> _Work to be completed_: For the material below, please count the lines containing "Reason". Reply with the count alone.

> _Data records_:
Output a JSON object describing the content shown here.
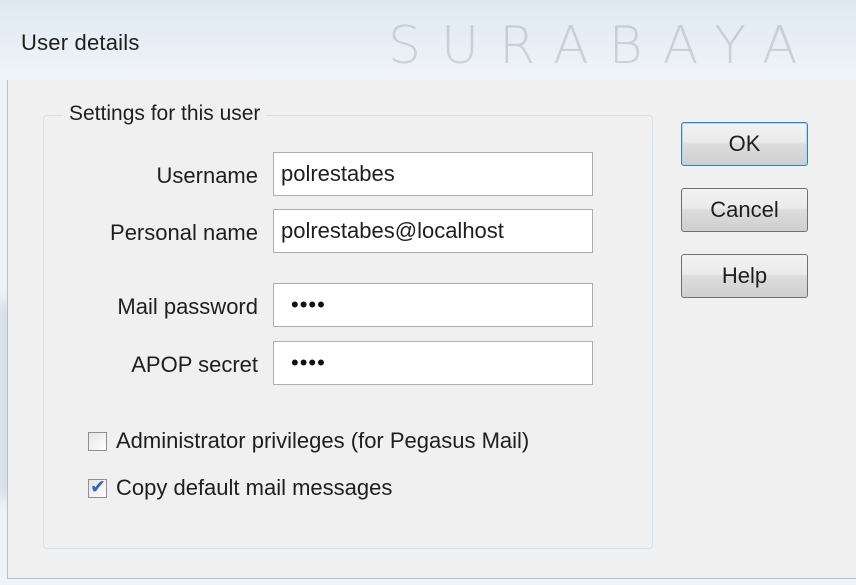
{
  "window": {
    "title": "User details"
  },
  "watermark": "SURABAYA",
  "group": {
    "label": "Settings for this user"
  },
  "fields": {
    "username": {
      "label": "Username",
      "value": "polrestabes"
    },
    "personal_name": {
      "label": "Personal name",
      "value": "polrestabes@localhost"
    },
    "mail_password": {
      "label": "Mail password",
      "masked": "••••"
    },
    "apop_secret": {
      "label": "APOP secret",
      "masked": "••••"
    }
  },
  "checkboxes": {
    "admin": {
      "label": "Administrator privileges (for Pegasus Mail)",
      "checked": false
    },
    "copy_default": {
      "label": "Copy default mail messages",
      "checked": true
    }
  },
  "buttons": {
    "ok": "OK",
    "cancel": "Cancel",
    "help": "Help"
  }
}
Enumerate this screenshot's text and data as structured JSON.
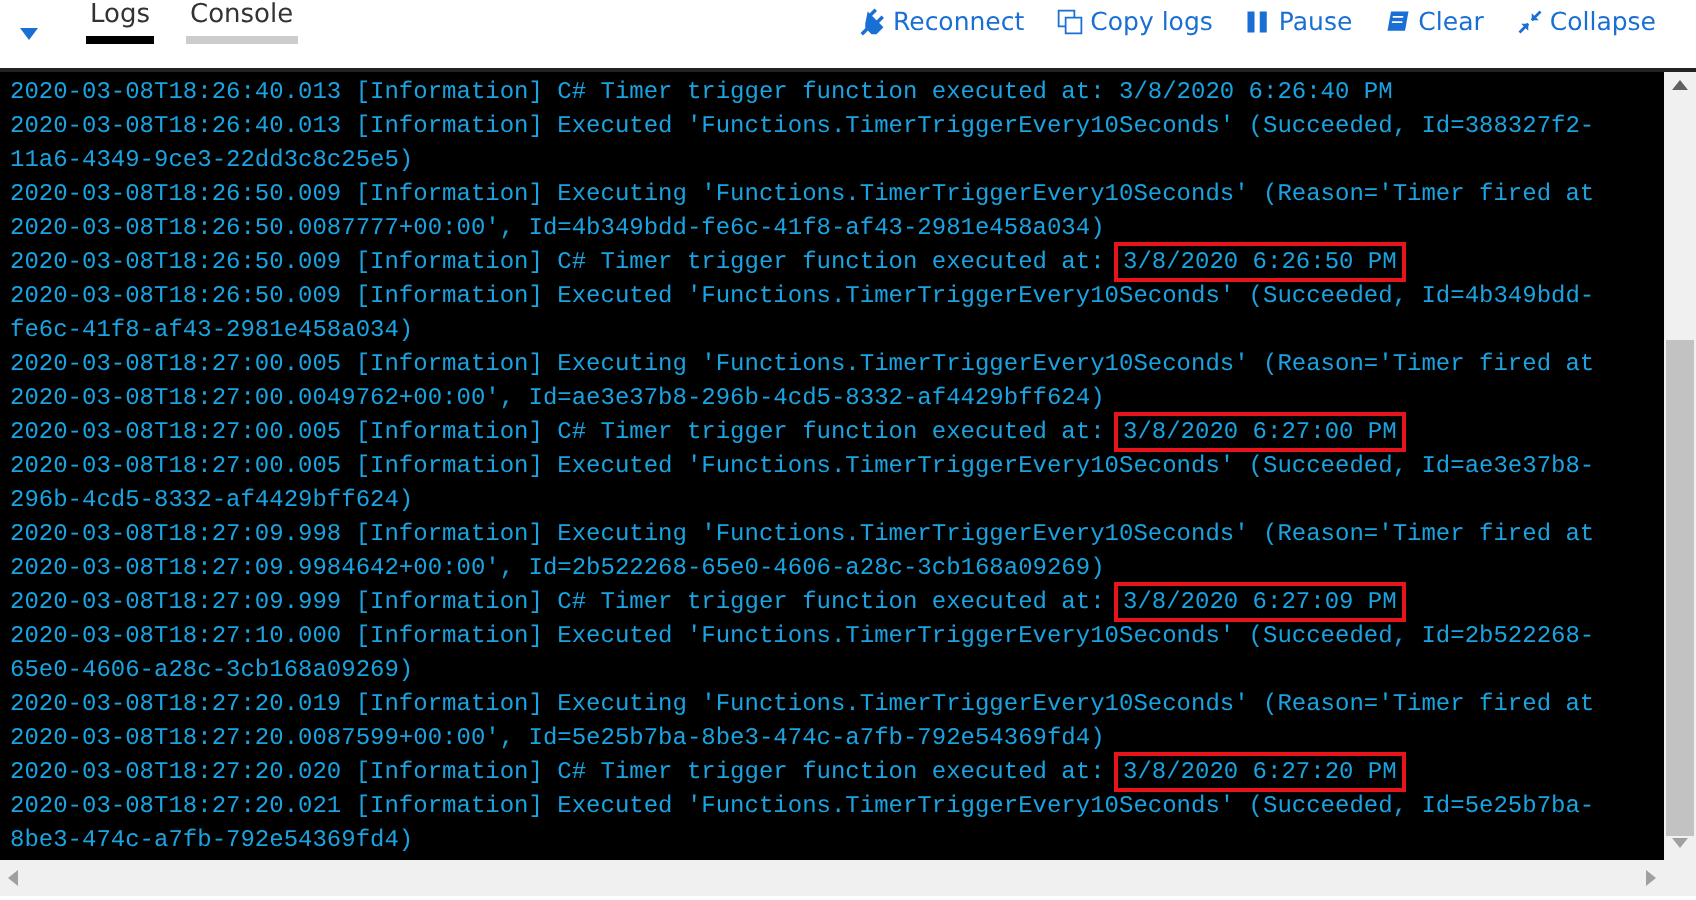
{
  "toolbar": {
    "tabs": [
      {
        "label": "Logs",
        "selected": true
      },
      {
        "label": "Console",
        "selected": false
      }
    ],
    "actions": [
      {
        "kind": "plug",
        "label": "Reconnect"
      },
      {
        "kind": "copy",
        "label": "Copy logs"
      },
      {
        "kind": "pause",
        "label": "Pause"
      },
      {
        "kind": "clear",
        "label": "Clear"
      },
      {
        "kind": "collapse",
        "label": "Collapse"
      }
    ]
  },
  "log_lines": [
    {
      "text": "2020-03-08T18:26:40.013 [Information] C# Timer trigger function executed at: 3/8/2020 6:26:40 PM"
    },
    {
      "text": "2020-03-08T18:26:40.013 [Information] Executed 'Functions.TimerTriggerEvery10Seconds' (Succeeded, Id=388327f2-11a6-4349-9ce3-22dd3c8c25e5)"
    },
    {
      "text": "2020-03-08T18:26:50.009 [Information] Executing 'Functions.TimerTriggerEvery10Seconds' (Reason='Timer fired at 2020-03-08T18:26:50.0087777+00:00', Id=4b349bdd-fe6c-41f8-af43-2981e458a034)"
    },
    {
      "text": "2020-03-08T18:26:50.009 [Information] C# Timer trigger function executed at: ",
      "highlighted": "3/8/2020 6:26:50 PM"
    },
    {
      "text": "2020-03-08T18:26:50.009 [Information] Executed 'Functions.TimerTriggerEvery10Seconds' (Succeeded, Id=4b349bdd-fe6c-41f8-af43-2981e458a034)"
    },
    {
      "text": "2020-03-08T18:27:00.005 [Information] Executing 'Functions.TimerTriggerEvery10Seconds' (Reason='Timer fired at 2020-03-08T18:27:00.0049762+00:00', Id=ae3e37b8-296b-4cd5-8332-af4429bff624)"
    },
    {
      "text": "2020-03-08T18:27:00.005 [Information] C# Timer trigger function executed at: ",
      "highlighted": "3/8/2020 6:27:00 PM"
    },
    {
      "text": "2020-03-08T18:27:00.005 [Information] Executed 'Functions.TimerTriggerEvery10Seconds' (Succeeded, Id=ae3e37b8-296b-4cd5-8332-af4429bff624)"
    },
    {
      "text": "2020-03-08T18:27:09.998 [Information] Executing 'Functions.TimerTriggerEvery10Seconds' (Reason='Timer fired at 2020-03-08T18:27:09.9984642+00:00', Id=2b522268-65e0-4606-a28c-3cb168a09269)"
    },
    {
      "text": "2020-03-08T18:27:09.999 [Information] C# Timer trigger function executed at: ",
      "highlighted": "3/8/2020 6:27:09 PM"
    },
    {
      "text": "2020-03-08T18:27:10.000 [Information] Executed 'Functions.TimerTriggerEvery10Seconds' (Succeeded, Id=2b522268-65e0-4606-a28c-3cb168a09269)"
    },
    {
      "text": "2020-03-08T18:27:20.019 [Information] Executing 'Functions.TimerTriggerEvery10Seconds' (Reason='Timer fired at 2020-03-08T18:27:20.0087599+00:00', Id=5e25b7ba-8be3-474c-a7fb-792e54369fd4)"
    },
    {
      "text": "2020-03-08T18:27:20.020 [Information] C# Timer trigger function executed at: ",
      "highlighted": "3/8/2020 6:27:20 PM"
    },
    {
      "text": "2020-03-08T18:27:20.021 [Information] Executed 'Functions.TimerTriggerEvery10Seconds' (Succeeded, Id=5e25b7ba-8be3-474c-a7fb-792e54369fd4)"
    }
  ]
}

> _Result below_: 4